WHAT YOU NEED TO DO -
Search the records below for the word "Rockwell" and show every line where it occurs.

DATA SECTION -
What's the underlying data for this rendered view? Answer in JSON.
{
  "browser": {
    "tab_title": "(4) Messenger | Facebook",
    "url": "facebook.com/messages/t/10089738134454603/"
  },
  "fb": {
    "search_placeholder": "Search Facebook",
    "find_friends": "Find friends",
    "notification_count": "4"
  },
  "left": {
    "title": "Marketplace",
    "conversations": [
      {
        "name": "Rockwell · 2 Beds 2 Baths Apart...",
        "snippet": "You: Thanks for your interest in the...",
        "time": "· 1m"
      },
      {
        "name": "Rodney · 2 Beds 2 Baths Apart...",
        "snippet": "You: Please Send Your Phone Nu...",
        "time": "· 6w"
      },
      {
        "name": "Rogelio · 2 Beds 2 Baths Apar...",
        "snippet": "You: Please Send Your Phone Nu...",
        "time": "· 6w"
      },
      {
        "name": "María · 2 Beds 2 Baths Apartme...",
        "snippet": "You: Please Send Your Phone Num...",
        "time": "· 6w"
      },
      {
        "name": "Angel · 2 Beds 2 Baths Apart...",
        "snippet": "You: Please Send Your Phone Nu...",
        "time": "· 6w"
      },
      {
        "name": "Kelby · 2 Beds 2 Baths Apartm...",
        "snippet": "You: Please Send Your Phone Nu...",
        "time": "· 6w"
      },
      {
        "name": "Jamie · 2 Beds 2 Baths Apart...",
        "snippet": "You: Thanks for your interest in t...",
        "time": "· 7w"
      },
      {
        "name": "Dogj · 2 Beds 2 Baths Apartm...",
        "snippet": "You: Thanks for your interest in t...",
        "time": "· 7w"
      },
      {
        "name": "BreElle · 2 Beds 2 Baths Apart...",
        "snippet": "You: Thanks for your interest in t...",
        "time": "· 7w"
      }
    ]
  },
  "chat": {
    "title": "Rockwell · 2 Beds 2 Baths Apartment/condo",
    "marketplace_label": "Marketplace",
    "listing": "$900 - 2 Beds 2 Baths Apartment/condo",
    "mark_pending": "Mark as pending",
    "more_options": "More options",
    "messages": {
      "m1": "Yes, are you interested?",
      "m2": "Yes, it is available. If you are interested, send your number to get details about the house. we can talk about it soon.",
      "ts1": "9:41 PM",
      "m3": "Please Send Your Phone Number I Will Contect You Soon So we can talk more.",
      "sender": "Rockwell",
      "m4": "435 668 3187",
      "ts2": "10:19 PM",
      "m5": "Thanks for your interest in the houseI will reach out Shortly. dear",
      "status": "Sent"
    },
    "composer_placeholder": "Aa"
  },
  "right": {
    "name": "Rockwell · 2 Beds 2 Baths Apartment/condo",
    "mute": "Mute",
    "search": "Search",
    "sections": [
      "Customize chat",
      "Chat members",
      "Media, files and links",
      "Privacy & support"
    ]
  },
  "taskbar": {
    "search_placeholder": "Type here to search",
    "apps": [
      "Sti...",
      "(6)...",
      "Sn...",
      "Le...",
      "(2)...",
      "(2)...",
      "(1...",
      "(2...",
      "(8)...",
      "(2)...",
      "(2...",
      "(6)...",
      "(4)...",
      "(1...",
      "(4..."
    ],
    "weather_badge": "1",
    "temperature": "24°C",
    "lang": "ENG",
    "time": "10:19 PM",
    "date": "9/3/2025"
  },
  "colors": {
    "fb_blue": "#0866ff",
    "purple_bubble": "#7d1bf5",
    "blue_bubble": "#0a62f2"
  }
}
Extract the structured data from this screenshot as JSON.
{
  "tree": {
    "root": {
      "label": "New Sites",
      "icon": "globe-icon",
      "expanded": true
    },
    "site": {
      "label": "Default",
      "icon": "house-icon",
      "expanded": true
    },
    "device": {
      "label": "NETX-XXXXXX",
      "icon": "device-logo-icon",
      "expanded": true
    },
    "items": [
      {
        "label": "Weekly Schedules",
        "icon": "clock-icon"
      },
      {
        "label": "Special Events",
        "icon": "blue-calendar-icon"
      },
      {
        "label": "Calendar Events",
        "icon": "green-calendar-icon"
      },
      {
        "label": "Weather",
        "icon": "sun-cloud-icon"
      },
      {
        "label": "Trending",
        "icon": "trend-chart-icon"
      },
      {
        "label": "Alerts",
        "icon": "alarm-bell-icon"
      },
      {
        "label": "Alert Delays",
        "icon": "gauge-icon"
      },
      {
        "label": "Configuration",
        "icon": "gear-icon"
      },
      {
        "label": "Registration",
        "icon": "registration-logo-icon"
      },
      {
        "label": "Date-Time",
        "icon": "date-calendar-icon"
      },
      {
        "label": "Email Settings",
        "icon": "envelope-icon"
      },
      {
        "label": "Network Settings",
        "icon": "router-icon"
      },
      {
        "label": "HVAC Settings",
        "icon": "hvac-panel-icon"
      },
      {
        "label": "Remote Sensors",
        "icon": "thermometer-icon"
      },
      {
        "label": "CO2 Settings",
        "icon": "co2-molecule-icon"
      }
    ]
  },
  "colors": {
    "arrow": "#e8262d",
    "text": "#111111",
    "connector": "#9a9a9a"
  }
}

ANSWER SPACE -
        "name": "Rockwell · 2 Beds 2 Baths Apart...",
    "title": "Rockwell · 2 Beds 2 Baths Apartment/condo",
      "sender": "Rockwell",
    "name": "Rockwell · 2 Beds 2 Baths Apartment/condo",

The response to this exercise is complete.